Stalking: Is It a Form of Domestic Abuse?
Stalking is considered domestic violence and is taken very seriously in the state of North Carolina. Courts are diligent when it comes to protecting victims of alleged acts of domestic violence.
Therefore, law enforcement is highly sensitive to what constitutes domestic abuse.
If your spouse or ex-partner alleges that you are stalking them, you might wonder if that constitutes domestic abuse or if you could be arrested for such.
Domestic abuse is not just physical violence—it can also be emotional and psychological. Therefore, stalking might be considered a form of violence when taken in certain context.
What is Stalking?
The National Coalition Against Domestic Violence defines stalking as when an abuser acts in a way to intentionally create fear of harm or death. A person may make the victim feel as though they will be hurt or injured, or that their abuser will kill them. The abuser may also instill fear that they will harm other family members.

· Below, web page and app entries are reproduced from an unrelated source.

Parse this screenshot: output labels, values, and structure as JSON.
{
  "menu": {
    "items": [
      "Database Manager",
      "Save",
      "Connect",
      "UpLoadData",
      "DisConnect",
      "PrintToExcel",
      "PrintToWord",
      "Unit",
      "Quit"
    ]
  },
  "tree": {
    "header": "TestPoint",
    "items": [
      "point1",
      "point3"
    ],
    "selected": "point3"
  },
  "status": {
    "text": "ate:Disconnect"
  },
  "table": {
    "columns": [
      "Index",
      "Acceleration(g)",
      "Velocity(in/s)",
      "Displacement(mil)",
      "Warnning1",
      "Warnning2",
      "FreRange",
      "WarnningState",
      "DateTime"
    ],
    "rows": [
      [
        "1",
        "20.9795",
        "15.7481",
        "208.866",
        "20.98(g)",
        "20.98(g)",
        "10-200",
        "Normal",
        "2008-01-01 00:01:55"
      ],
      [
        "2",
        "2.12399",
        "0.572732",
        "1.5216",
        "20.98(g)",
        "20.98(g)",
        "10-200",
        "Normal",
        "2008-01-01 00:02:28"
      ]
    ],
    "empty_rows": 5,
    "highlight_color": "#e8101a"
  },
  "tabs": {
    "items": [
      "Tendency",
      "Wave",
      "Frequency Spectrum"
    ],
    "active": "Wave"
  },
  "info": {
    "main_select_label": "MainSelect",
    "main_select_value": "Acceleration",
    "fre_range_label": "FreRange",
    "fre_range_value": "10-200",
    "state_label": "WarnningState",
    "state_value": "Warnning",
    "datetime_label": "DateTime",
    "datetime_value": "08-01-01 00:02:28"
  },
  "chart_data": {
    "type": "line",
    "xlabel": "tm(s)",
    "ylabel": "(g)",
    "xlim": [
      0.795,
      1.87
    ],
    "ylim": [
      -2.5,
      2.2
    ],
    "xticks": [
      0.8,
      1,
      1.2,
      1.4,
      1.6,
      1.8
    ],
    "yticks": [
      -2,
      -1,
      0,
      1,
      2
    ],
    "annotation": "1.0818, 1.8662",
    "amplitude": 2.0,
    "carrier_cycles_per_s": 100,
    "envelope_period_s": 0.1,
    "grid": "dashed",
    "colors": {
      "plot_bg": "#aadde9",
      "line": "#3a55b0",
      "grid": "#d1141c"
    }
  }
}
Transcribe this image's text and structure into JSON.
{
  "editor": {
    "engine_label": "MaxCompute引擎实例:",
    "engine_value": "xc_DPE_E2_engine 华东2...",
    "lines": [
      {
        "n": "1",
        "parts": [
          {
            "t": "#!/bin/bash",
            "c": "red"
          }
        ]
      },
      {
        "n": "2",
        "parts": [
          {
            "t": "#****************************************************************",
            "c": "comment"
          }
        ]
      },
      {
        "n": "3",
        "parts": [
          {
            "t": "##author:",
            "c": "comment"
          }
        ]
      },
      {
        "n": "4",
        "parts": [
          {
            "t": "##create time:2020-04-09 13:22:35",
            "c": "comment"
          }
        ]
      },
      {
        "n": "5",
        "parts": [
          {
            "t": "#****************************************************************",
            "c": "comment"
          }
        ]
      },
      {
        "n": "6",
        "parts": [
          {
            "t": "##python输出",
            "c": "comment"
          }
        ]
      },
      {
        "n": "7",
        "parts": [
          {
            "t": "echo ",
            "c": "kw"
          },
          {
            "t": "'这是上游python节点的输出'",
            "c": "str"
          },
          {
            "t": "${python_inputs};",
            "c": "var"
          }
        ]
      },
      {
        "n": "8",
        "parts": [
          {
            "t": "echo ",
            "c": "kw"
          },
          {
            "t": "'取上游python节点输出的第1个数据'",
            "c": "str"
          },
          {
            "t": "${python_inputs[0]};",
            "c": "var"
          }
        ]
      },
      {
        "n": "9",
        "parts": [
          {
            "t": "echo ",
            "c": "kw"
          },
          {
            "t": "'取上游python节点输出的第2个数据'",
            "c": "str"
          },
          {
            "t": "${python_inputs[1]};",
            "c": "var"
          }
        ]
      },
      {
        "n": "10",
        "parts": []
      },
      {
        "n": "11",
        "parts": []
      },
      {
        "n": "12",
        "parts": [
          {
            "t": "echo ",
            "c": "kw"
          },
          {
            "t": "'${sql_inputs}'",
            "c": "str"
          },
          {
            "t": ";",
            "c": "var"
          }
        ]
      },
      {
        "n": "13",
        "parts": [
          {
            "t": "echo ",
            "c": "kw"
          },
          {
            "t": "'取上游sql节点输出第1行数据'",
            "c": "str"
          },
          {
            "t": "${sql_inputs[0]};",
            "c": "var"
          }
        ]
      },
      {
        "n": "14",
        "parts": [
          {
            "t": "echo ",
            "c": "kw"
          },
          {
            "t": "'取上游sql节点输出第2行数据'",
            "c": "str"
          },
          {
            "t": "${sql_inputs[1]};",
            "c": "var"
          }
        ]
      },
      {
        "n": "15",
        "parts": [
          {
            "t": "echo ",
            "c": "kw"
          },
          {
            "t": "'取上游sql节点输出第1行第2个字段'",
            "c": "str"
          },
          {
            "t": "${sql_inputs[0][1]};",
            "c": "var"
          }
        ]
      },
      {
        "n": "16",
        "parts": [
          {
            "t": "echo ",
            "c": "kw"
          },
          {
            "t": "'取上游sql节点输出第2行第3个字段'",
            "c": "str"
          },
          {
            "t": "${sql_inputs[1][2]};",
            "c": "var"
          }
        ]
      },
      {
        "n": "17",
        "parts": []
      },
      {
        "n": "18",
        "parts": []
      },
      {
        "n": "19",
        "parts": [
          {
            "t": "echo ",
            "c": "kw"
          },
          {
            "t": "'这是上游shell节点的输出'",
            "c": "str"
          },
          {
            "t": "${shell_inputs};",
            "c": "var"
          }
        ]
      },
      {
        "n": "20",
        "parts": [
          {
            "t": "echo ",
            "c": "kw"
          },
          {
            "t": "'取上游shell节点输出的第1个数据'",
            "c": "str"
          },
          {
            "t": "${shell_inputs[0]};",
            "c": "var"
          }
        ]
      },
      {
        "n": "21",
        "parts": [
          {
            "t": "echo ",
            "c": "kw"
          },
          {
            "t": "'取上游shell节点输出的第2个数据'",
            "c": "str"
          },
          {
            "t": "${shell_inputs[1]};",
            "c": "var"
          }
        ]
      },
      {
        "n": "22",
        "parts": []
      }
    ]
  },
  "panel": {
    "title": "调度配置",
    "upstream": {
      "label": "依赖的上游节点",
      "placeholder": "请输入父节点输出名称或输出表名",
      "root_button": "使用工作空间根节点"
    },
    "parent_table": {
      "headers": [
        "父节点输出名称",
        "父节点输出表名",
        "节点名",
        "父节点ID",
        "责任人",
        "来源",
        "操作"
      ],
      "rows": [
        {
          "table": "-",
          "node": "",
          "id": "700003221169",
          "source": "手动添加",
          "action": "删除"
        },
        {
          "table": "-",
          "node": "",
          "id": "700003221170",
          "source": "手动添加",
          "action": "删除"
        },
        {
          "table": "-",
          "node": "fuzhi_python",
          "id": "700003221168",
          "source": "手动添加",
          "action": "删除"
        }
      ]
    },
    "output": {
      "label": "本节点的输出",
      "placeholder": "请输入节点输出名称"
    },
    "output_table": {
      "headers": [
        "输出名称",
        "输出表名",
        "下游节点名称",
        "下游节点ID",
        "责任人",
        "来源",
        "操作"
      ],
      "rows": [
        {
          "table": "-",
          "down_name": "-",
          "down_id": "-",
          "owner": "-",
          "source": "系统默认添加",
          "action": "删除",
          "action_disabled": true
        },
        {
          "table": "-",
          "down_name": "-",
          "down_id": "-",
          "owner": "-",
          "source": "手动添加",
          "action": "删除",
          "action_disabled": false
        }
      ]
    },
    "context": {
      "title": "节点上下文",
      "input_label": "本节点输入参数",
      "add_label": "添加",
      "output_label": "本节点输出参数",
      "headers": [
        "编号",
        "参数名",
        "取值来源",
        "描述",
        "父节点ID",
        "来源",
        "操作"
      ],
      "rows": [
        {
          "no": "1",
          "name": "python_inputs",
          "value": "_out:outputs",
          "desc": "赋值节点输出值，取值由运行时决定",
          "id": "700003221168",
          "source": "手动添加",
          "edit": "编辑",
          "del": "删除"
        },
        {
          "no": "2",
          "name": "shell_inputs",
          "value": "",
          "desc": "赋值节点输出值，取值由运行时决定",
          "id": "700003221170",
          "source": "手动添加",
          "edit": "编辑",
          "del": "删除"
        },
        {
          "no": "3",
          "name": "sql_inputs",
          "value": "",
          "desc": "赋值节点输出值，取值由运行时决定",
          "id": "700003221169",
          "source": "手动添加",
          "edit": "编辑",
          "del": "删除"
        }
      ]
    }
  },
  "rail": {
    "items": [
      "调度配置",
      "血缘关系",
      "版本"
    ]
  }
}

Abusers who stalk to terrorize or threaten a victim might create severe emotional distress, which is illegal and partial to criminal charges.
Law enforcement considers stalking a serious offense, and it is a scientifically proven indicator of other violent forms. In fact, 81 percent of women who were stocked by a current or former spouse were also physically assaulted by that partner.

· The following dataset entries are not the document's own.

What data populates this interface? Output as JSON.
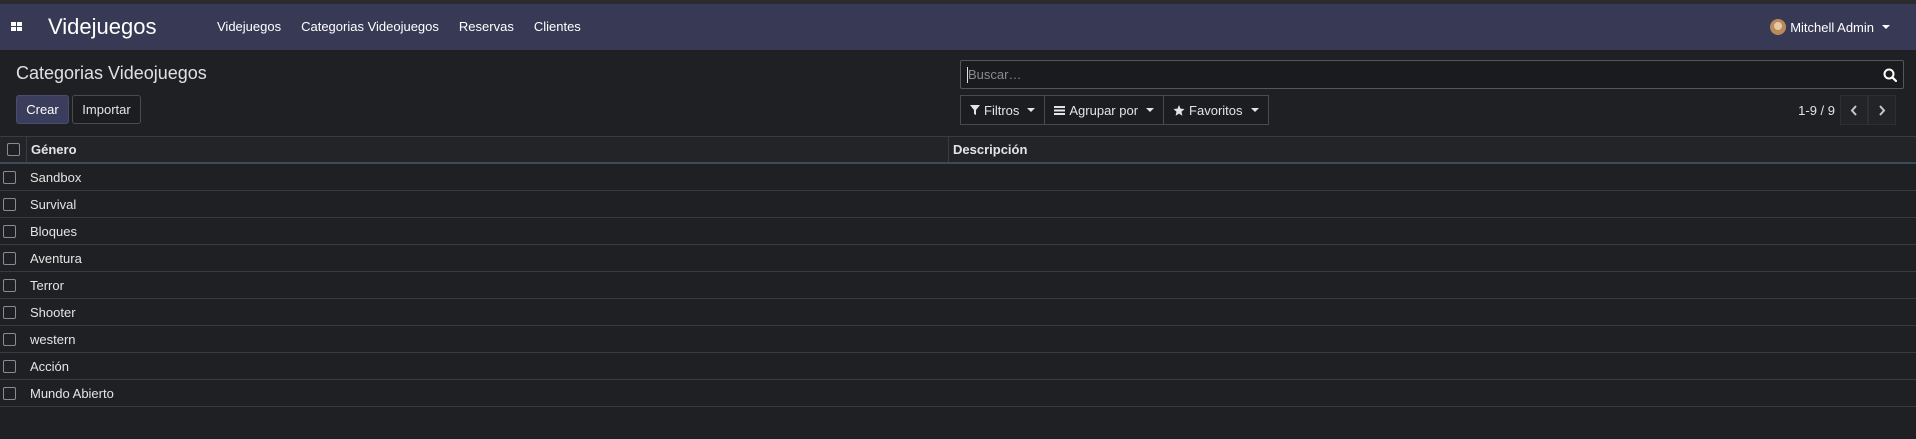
{
  "navbar": {
    "app_icon": "apps-grid-icon",
    "brand": "Videjuegos",
    "menu": [
      {
        "label": "Videjuegos"
      },
      {
        "label": "Categorias Videojuegos"
      },
      {
        "label": "Reservas"
      },
      {
        "label": "Clientes"
      }
    ],
    "user": "Mitchell Admin"
  },
  "control_panel": {
    "breadcrumb": "Categorias Videojuegos",
    "create_label": "Crear",
    "import_label": "Importar",
    "search": {
      "placeholder": "Buscar…",
      "value": ""
    },
    "filters_label": "Filtros",
    "groupby_label": "Agrupar por",
    "favorites_label": "Favoritos",
    "pager": "1-9 / 9"
  },
  "table": {
    "columns": [
      "Género",
      "Descripción"
    ],
    "rows": [
      {
        "genero": "Sandbox",
        "descripcion": ""
      },
      {
        "genero": "Survival",
        "descripcion": ""
      },
      {
        "genero": "Bloques",
        "descripcion": ""
      },
      {
        "genero": "Aventura",
        "descripcion": ""
      },
      {
        "genero": "Terror",
        "descripcion": ""
      },
      {
        "genero": "Shooter",
        "descripcion": ""
      },
      {
        "genero": "western",
        "descripcion": ""
      },
      {
        "genero": "Acción",
        "descripcion": ""
      },
      {
        "genero": "Mundo Abierto",
        "descripcion": ""
      }
    ]
  },
  "colors": {
    "navbar_bg": "#383a55",
    "body_bg": "#1f2023",
    "primary_button": "#3b3d5c"
  }
}
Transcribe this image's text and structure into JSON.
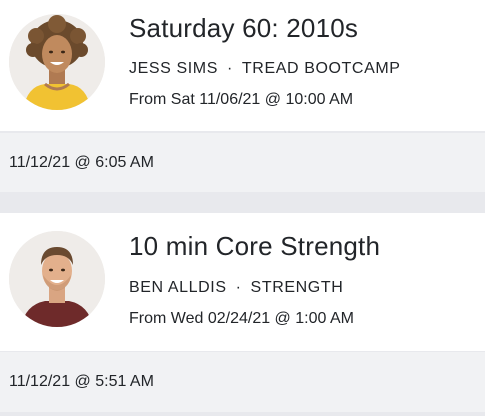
{
  "workouts": [
    {
      "title": "Saturday 60: 2010s",
      "instructor": "JESS SIMS",
      "separator": "·",
      "category": "TREAD BOOTCAMP",
      "scheduled": "From Sat 11/06/21 @ 10:00 AM",
      "completed_at": "11/12/21 @ 6:05 AM",
      "avatar_icon": "instructor-photo-icon"
    },
    {
      "title": "10 min Core Strength",
      "instructor": "BEN ALLDIS",
      "separator": "·",
      "category": "STRENGTH",
      "scheduled": "From Wed 02/24/21 @ 1:00 AM",
      "completed_at": "11/12/21 @ 5:51 AM",
      "avatar_icon": "instructor-photo-icon"
    }
  ],
  "colors": {
    "card_bg": "#ffffff",
    "date_row_bg": "#f1f2f4",
    "divider_bg": "#e8e9ed",
    "text": "#222529"
  }
}
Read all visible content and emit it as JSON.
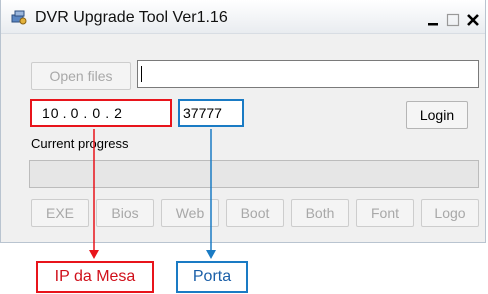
{
  "window": {
    "title": "DVR Upgrade Tool Ver1.16",
    "icon": "dvr-tool-icon",
    "controls": [
      "minimize-icon",
      "maximize-icon",
      "close-icon"
    ]
  },
  "file": {
    "open_label": "Open files",
    "path_value": ""
  },
  "connection": {
    "ip": {
      "o1": "10",
      "o2": "0",
      "o3": "0",
      "o4": "2",
      "sep": "."
    },
    "port": "37777",
    "login_label": "Login"
  },
  "progress": {
    "label": "Current progress",
    "value": 0
  },
  "upgrade_buttons": [
    "EXE",
    "Bios",
    "Web",
    "Boot",
    "Both",
    "Font",
    "Logo"
  ],
  "annotations": {
    "ip_label": "IP da Mesa",
    "port_label": "Porta",
    "ip_color": "#e8141b",
    "port_color": "#1a7bc4"
  }
}
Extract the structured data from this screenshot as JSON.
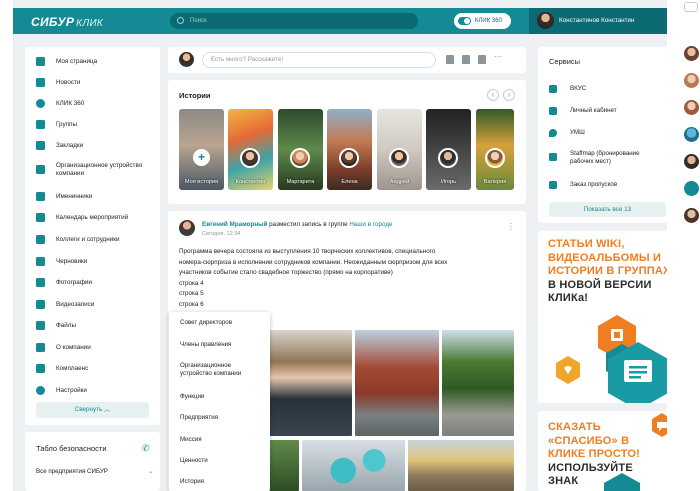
{
  "header": {
    "logo": "СИБУР",
    "logo_sub": "КЛИК",
    "search_placeholder": "Поиск",
    "klik_button": "КЛИК 360",
    "user_name": "Константинов Константин"
  },
  "sidebar": {
    "items": [
      {
        "label": "Моя страница",
        "icon": "home-icon"
      },
      {
        "label": "Новости",
        "icon": "news-icon"
      },
      {
        "label": "КЛИК 360",
        "icon": "klik360-icon"
      },
      {
        "label": "Группы",
        "icon": "groups-icon"
      },
      {
        "label": "Закладки",
        "icon": "bookmark-icon"
      },
      {
        "label": "Организационное устройство компании",
        "icon": "org-structure-icon"
      },
      {
        "label": "Именинники",
        "icon": "birthday-icon"
      },
      {
        "label": "Календарь мероприятий",
        "icon": "calendar-icon"
      },
      {
        "label": "Коллеги и сотрудники",
        "icon": "colleagues-icon"
      },
      {
        "label": "Черновики",
        "icon": "drafts-icon"
      },
      {
        "label": "Фотографии",
        "icon": "photos-icon"
      },
      {
        "label": "Видеозаписи",
        "icon": "videos-icon"
      },
      {
        "label": "Файлы",
        "icon": "files-icon"
      },
      {
        "label": "О компании",
        "icon": "about-icon"
      },
      {
        "label": "Комплаенс",
        "icon": "compliance-icon"
      },
      {
        "label": "Настройки",
        "icon": "settings-icon"
      }
    ],
    "collapse_label": "Свернуть"
  },
  "safety": {
    "title": "Табло безопасности",
    "selector": "Все предприятия СИБУР"
  },
  "composer": {
    "placeholder": "Есть много? Расскажите!"
  },
  "stories": {
    "title": "Истории",
    "items": [
      {
        "name": "Моя история"
      },
      {
        "name": "Константин"
      },
      {
        "name": "Маргарита"
      },
      {
        "name": "Елена"
      },
      {
        "name": "Андрей"
      },
      {
        "name": "Игорь"
      },
      {
        "name": "Валерия"
      }
    ]
  },
  "post": {
    "author": "Евгений Мраморный",
    "action": "разместил запись в группе",
    "group": "Наши в городе",
    "date": "Сегодня, 12:34",
    "lines": [
      "Программа вечера состояла из выступления 10 творческих коллективов, специального",
      "номера-сюрприза в исполнении сотрудников компании. Неожиданным сюрпризом для всех",
      "участников событие стало свадебное торжество (прямо на корпоративе)",
      "строка 4",
      "строка 5",
      "строка 6"
    ]
  },
  "dropdown": {
    "items": [
      "Совет директоров",
      "Члены правления",
      "Организационное устройство компании",
      "Функции",
      "Предприятия",
      "Миссия",
      "Ценности",
      "История"
    ]
  },
  "services": {
    "title": "Сервисы",
    "items": [
      {
        "label": "ВКУС",
        "icon": "food-icon"
      },
      {
        "label": "Личный кабинет",
        "icon": "cabinet-icon"
      },
      {
        "label": "УМШ",
        "icon": "location-icon"
      },
      {
        "label": "Staffmap (бронирование рабочих мест)",
        "icon": "staffmap-icon"
      },
      {
        "label": "Заказ пропусков",
        "icon": "pass-icon"
      }
    ],
    "show_all": "Показать все 13"
  },
  "banner1": {
    "line1": "СТАТЬИ WIKI,",
    "line2": "ВИДЕОАЛЬБОМЫ И",
    "line3": "ИСТОРИИ В ГРУППАХ",
    "line4": "В НОВОЙ ВЕРСИИ",
    "line5": "КЛИКа!"
  },
  "banner2": {
    "line1": "СКАЗАТЬ",
    "line2": "«СПАСИБО» В",
    "line3": "КЛИКЕ ПРОСТО!",
    "line4": "ИСПОЛЬЗУЙТЕ",
    "line5": "ЗНАК"
  },
  "colors": {
    "brand": "#138a94",
    "brand_dark": "#0c6a73",
    "accent": "#f07d1f",
    "background": "#eef1f3"
  }
}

Per North Carolina Statute Section 14-277.3A, anyone who intrudes into someone’s private life and creates a long-lasting impact on their life could be arrested and charged with stalking. Also, creating a fear for the victim’s safety or creating substantial emotional distress through continued harassment constitutes stalking.
How Stalking Ties into Domestic Abuse
To be charged with domestic abuse and stalking, the domestic relationship must be established. Stalking a person who is not considered part of a “domestic” relationship would not result in domestic violence charges. However, you could still face stalking charges.
In North Carolina, the law defines a “domestic relationship” as:
- Current or ex-spouse
- Roommates of the opposite sex
- Two adults with a child in common (married or unmarried)
- A current or former roommate
- People who are in a romantic relationship or were previously in a romantic relationship
Per the NC Statute Section 50B-1, domestic abuse involves three types of acts. Committing any one of the three acts mentioned above might result in a domestic violence charge.
Three Acts of Domestic Abuse
- Attempting to Harm: Any attempt to physically harm or intentionally cause injury.
- Fear: Placing a party or a victim’s family member in fear of bodily injury or continued harassment that leads to emotional distress.
- Assault: Any form of sexually related attacks.
Most importantly, the statute specifically for domestic violence mentions the statute rules of stalking. Therefore, they are entwined with one another, and a person could be charged with stalking and domestic abuse–two severe criminal charges.
Domestic abuse and stalking penalties can range from a few days to a few years in prison, depending on the circumstances and severity. Therefore, this is not a minor criminal offense.
Protect Your Rights, Contact a Qualified Criminal Defense Attorney
Domestic abuse cases often rely on the testimony of the victim; therefore, it is common to see instances where a victim will allege abuse or stalking without the defendant committing them in the way they are accused.
If you have been charged with domestic abuse, it is imperative that you contact a criminal defense attorney from DeMent Askew immediately.
Contact our offices now at 919-833-5555 to schedule a no-obligation meeting with a lawyer, or inquire online.